Corn yield at one of the research sites, comparing fall, spring, split, and no nitration application over five years (image from Helmers’ presentation)

Helmers shared results of the corn yield comparing fall, spring, split, and no nitrogen application over five years at one of the study sites. There was no statistical difference between the yields when nitrogen was applied (with lower yields when there was no nitrogen applied). Applying nitrogen closer to when crops take it up has the potential to reduce nitrogen loss. Flow-weighted nitrate-N concentrations for the corn and soybean phases over 2015-2018 are shown below.

Timing of swine manure application and use of a cover crop was studied at another one of the research sites. Increased loss of nitrate-N when injecting manure soon after soybean harvest was seen, but this loss could be mitigated by using a cover crop. There was a benefit to late fall manure application to both nitrate-N loss and corn yield seen as well.

Flow-weighted nitrate-N concentration comparing swine manure application timing and cover crop use, 2016-2019 (image from Helmers’ presentation)

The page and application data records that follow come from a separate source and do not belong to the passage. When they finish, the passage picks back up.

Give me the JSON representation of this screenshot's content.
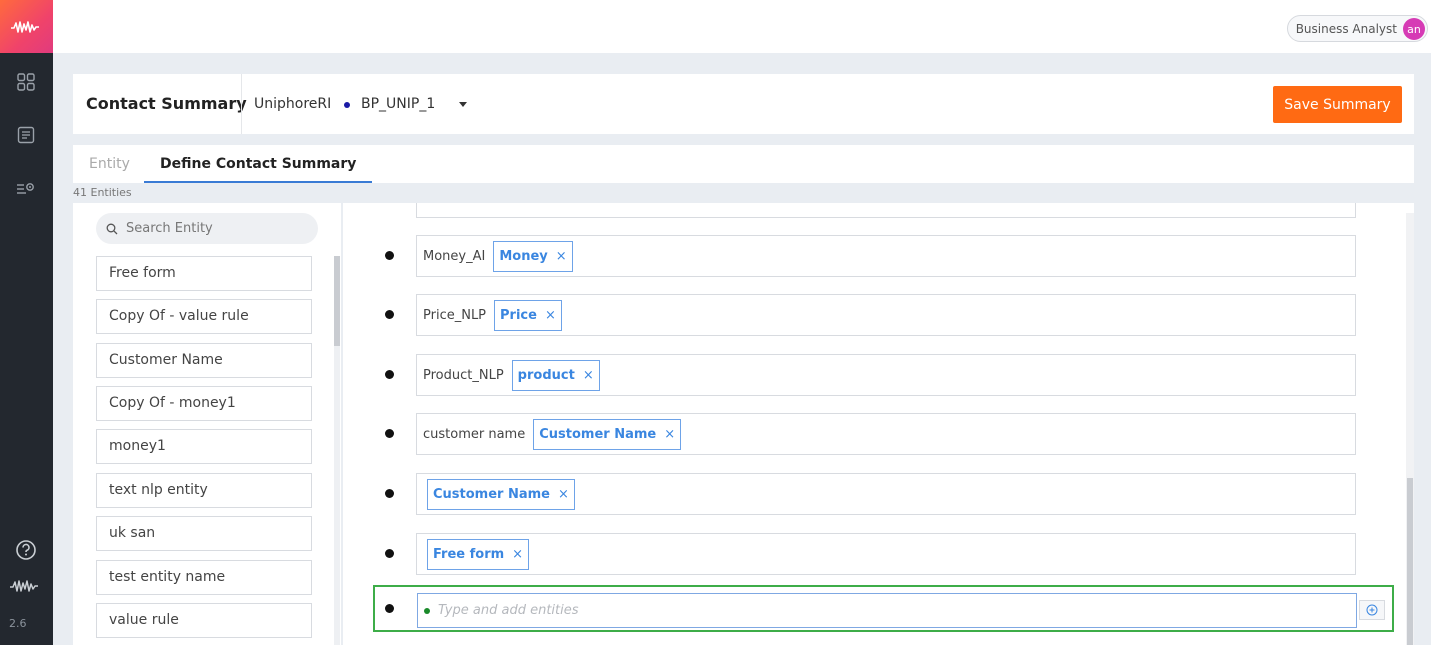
{
  "topbar": {
    "user_role": "Business Analyst",
    "user_initials": "an"
  },
  "rail": {
    "version": "2.6",
    "icons": [
      "dashboard-icon",
      "document-icon",
      "settings-list-icon",
      "help-icon",
      "brand-wave-icon"
    ]
  },
  "header": {
    "title": "Contact Summary",
    "project": "UniphoreRI",
    "bp_name": "BP_UNIP_1",
    "save_label": "Save Summary"
  },
  "tabs": [
    {
      "label": "Entity",
      "active": false
    },
    {
      "label": "Define Contact Summary",
      "active": true
    }
  ],
  "entity_count": "41 Entities",
  "search": {
    "placeholder": "Search Entity"
  },
  "entities": [
    "Free form",
    "Copy Of - value rule",
    "Customer Name",
    "Copy Of - money1",
    "money1",
    "text nlp entity",
    "uk san",
    "test entity name",
    "value rule"
  ],
  "summary_rows": [
    {
      "text": "Money_AI",
      "chip": "Money"
    },
    {
      "text": "Price_NLP",
      "chip": "Price"
    },
    {
      "text": "Product_NLP",
      "chip": "product"
    },
    {
      "text": "customer name",
      "chip": "Customer Name"
    },
    {
      "text": "",
      "chip": "Customer Name"
    },
    {
      "text": "",
      "chip": "Free form"
    }
  ],
  "new_row": {
    "placeholder": "Type and add entities"
  },
  "colors": {
    "accent": "#ff6a13",
    "chip_blue": "#3a86e0",
    "focus_green": "#3dad48",
    "rail_bg": "#23282f"
  }
}
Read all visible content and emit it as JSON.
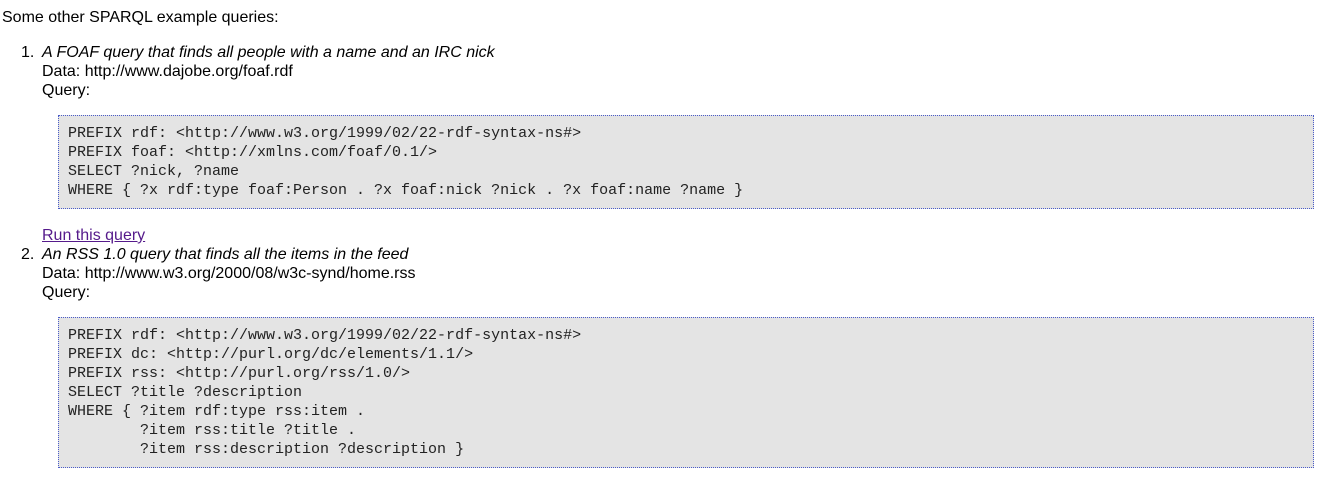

Helmers shared a 10-year summary of nitrate-N loss that compared continuous corn, continuous corn with a cover crop, prairie and fertilized prairie. He also discussed the impacts of dry conditions on nitrate-N loss, showing data from 2013, the year after the drought of 2012, which saw an increase in nitrate-N loss. Cover crops were shown to reduce the nitrate-N loss and could be effectively used following dry periods.

To learn more about this research, watch the full webinar here!

Join us next week for a webinar with Billy Beck titled “Lessons From the Derecho: Addressing Storm Damage and Working Towards Resilient Forest and Tree Resources”. Beck is the Extension Forestry Specialist and Assistant Professor in the Department of Natural Resource Ecology and Management at Iowa State University

Hilary Pierce